That ‘something else’ was my attempt to design something that was both climatically and culturally Libyan, while staying in my comfort zone. When I look at it, I don’t feel that it’s ugly or repellent. But there is something off, not quite right.

The other students reveled in the options afforded them by Middle East design, with tiles being the dominant ground cover, palm trees and water features in every nook and cranny, and a sterile white colour palette.

The next project was a small park in the middle of a busy district in Benghazi, and at that point I abandoned all pretense of designing something Middle Eastern. I read up on the urban landscaping revival in the West and the standards they had set.

Middle Eastern cities are the anti-thesis  to Western cities.

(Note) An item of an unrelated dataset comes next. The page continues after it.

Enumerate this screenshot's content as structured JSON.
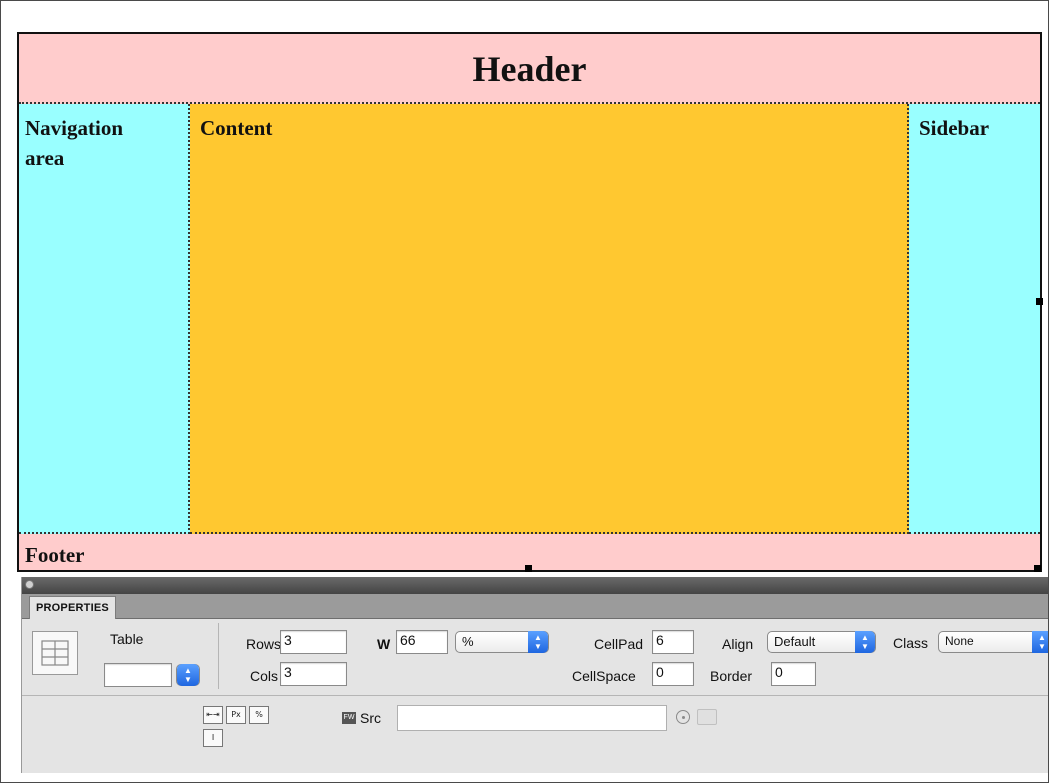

The former focuses on privacy, the latter revels in public space. Arabs try to shield themselves from their weather while Westerners invite it into their homes.

So a Western design in an Arab city is perhaps an invitation to folly, but I had had enough of faking different styles and attempting to do something I was uncomfortable with.

Prefinal poster copy

I was much more satisfied with this design than the previous one, and interestingly enough, my professors also responded more positively than before. I guess all those adages about being ‘true to yourself’ are more than just sappy self-help quotes.

For my neighbourhood design (urban planning course), I decided to attempt a balance, by utilizing my (Western) style, but adding the primary concepts of MENA design with a twist, to make it fit together.

Final2 copyFor the airport design, there was very little room to add a distinct style, as successful airports are dictated by their functionality and economic standards. Overall, I’m really satisfied with the development of my work this semester, though I could still improve my time management when it comes to deadlines.

Like writing, I have found that designing helps me articulate my personality, and understand myself better. I need to avoid the pitfall of trying to mash contradicting principles which result in a design that gives the impression of cognitive dissonance. Architecture is problem solving among other things, and a non-orthodox approach does not condemn the proposed solution to failure.

Whether you’re influenced by the East, West, or another direction entirely, it’s important to be sincere with yourself and with your client. No matter how much you try to dress up or photoshop your design, nothing can truly disguise dishonest architecture.

A good example of this is in Dubai. The skyscrapers and impossible innovation are interesting if you observe them in a vacuum. But for these things to be in the middle of an Arab city, in our climate and culture, reeks of inconsistency. The struggle to bring the region up to modern city standards is admirable, but importing foreign designs and ignoring the surroundings never bodes well.